Put, put, put: The British Challenge car is a bit faster than this 1896 model.
Put, put, put: The British Challenge car is a bit faster than this 1896 model.Courtesy Skuds
After lots and lots of work a team of British engineers broke the century old world speed record for a steam powered car. Charles Burnett III piloted the sleek green car to an average speed of 139.843mph. Steam cars sound crazy? They actually used to be quite common in the early days of automobiles, before the internal combustion engine really caught on.

Oct
22
2008

It's thinking about what it's going to do to you: It'll probably just hug you.
It's thinking about what it's going to do to you: It'll probably just hug you.Courtesy Datuk Chan Chew Lun
Light your sparklers Buzzketeers! It’s celebration time! And if you don’t have sparklers, go ahead and light any old thing! Because the world officially has a new largest insect!

Bang a gong!

This new bug is actually dead, and has been dead for about thirty years, but the international insect size record committee has had a lot of back work to do, and I guess they only just got around to it.

Anyway, we just have to accept that now everybody can measure insects as quickly as we might hope, and move on to this massive bug—Chan’s Megastick. (Or Phobaeticus chain if you’re going to be a jerk about it.) It looks… like a stick, really. A stick that’s nearly two feet long.

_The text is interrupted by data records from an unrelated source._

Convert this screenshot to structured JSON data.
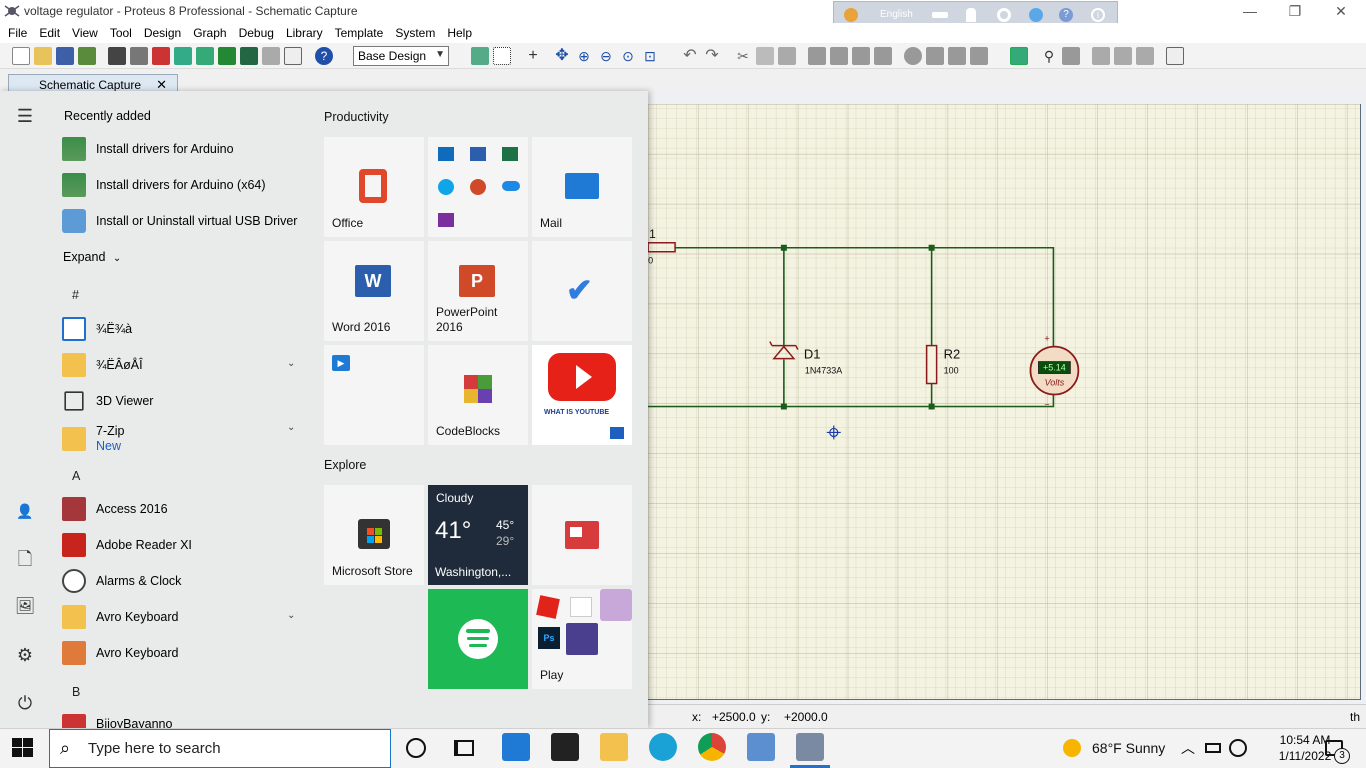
{
  "window": {
    "title": "voltage regulator - Proteus 8 Professional - Schematic Capture",
    "language": "English"
  },
  "menu": [
    "File",
    "Edit",
    "View",
    "Tool",
    "Design",
    "Graph",
    "Debug",
    "Library",
    "Template",
    "System",
    "Help"
  ],
  "toolbar": {
    "design_select": "Base Design"
  },
  "tab": {
    "label": "Schematic Capture",
    "close": "✕"
  },
  "schematic": {
    "partial_label_top": "1",
    "partial_label_value": "0",
    "d1": {
      "ref": "D1",
      "value": "1N4733A"
    },
    "r2": {
      "ref": "R2",
      "value": "100"
    },
    "voltmeter": {
      "reading": "+5.14",
      "unit": "Volts",
      "plus": "+",
      "minus": "−"
    }
  },
  "statusbar": {
    "x_label": "x:",
    "x_value": "+2500.0",
    "y_label": "y:",
    "y_value": "+2000.0",
    "right_text": "th"
  },
  "startmenu": {
    "recently_added_title": "Recently added",
    "recent": [
      {
        "label": "Install drivers for Arduino",
        "icon": "arduino-driver-icon"
      },
      {
        "label": "Install drivers for Arduino (x64)",
        "icon": "arduino-driver-icon"
      },
      {
        "label": "Install or Uninstall virtual USB Driver",
        "icon": "usb-driver-icon"
      }
    ],
    "expand_label": "Expand",
    "hash_header": "#",
    "apps_hash": [
      {
        "label": "¾Ë¾à",
        "icon": "app-window-icon"
      },
      {
        "label": "¾ËÂøÅÎ",
        "icon": "folder-icon"
      },
      {
        "label": "3D Viewer",
        "icon": "cube-icon"
      },
      {
        "label": "7-Zip",
        "sub": "New",
        "icon": "folder-icon"
      }
    ],
    "a_header": "A",
    "apps_a": [
      {
        "label": "Access 2016",
        "icon": "access-icon"
      },
      {
        "label": "Adobe Reader XI",
        "icon": "adobe-icon"
      },
      {
        "label": "Alarms & Clock",
        "icon": "clock-icon"
      },
      {
        "label": "Avro Keyboard",
        "icon": "folder-icon"
      },
      {
        "label": "Avro Keyboard",
        "icon": "avro-icon"
      }
    ],
    "b_header": "B",
    "apps_b_partial": "BijoyBayanno",
    "productivity_title": "Productivity",
    "explore_title": "Explore",
    "tiles": {
      "office": "Office",
      "mail": "Mail",
      "word": "Word 2016",
      "powerpoint": "PowerPoint 2016",
      "codeblocks": "CodeBlocks",
      "youtube_caption": "WHAT IS YOUTUBE",
      "store": "Microsoft Store",
      "weather": {
        "condition": "Cloudy",
        "temp": "41°",
        "high": "45°",
        "low": "29°",
        "location": "Washington,..."
      },
      "play": "Play",
      "ps_label": "Ps"
    }
  },
  "taskbar": {
    "search_placeholder": "Type here to search",
    "weather": "68°F  Sunny",
    "time": "10:54 AM",
    "date": "1/11/2022",
    "notifications": "3"
  }
}
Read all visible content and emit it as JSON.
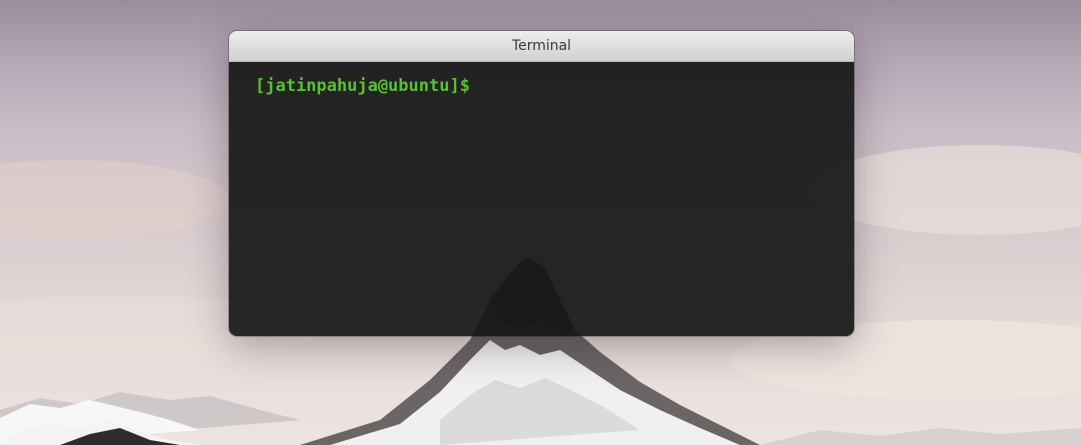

That’s right, y’all, the megastick is over 22 inches long from front legs to back legs, with a 14-inch-long body. It lives by disguising itself among the treetops, until a human walks beneath it, at which point it dives down, and inserts itself into the person’s body. It lives the remainder of its life there, laying eggs in all major organs, and scurrying around just beneath the skin.

That, or they spend their lives moving slowly and eating plants. Which ever you choose to believe.

The record-breaking specimen was collected decades ago in Borneo by a local giant bug enthusiast. Ten years later, the Malaysian naturalist Datuk Chan Chew Lun found the remarkable insect in the collection, and it was only announced to be a new species (among more than 3000 species of stick insects) last week. It edged out the previous record holder by less than an inch.

A huge, huge bug. How do you feel about that?